Aside from that, remember what’s in the word: hiking. You are still on a hike, even when hopping from car to car. Pack food, water, and juice up on your phone. In fact, bring a booster if you can!

Pro Tip: Traveling on your own? Find out Is Solo Camping Safe?

Man hitchhiking with backpack
Apps and Facebook groups can make hitchhiking easier.

Is There a Hitchhiking App?

Yes, and not really.

My Hitchhiking Spots is an app created by folks who love to hitchhike. They maintain a website called Hitchwiki, where you can look up info, join a chat, or subscribe to a mailing list. The app creates records of where you hitch and shows where other folks have had luck in the past.

Be aware that Hitchhiker is an app connecting travelers with people who need something transported from point A to B. For example, the person gets paid to get on a plane and bring a fancy pair of jeans from Boston to Cairo. It’s not meant for those on the road looking for a good samaritan to give them a ride.

One good option is to join a Facebook group for hitchhikers. NOMADS – Hitchhiking Club has a robust membership and might be a good place for anyone in the US to learn more. Hitchhiking Europe is another great Facebook group. Reddit Hitchhiking is another option.

Pro Tip: After hitchhiking to where you want to explore, use these 5 Best Hiking Apps for Finding Hiking Trails.

Is Hitchhiking Worth It? 

The answer to whether hitchhiking is worth it or not is 100% personal. We can’t advise you on that either way. But we can help you weigh the pros and cons. 

If you decide to go, be safe and be prepared. Remember – it’s a hike. Basic protocols like staying alert, hydrated, and maintaining a positive outlook are essential.

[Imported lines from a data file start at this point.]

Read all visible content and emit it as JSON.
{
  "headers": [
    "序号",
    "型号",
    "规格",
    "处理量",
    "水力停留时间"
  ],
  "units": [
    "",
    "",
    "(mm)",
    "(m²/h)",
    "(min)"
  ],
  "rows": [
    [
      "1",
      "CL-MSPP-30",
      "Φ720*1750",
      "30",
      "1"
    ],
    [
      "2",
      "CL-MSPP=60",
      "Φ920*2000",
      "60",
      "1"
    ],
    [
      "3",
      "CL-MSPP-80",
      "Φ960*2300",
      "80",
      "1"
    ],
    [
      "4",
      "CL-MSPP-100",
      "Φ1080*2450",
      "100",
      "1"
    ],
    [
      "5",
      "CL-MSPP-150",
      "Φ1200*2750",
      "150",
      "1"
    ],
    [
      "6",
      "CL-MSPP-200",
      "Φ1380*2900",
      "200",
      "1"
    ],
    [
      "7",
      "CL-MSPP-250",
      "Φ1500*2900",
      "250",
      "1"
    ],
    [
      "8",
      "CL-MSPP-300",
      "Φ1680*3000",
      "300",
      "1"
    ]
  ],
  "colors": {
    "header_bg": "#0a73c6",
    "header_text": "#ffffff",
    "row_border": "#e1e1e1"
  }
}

Have you ever hitchhiked? How was your experience?

Discover the Best Free Camping Across the USA

To be honest with you, we hate paying for camping. There are so many free campsites in America (with complete privacy).

You should give it a try!

As a matter of fact, these free campsites are yours. Every time you pay federal taxes, you’re contributing to these lands.

Become a FREE CAMPING INSIDER and join the 100,000 campers who love to score the best site! 

We’ll send you the 50 Best Free Campsites in the USA (one per state). Access the list by submitting your email below:

Leave a comment

Your email address will not be published. Required fields are marked *

  1. […] to Drivin Vibin it is illegal in Wyoming, Utah, Pennsylvania, Nevada, New Jersey and in New York State. When […]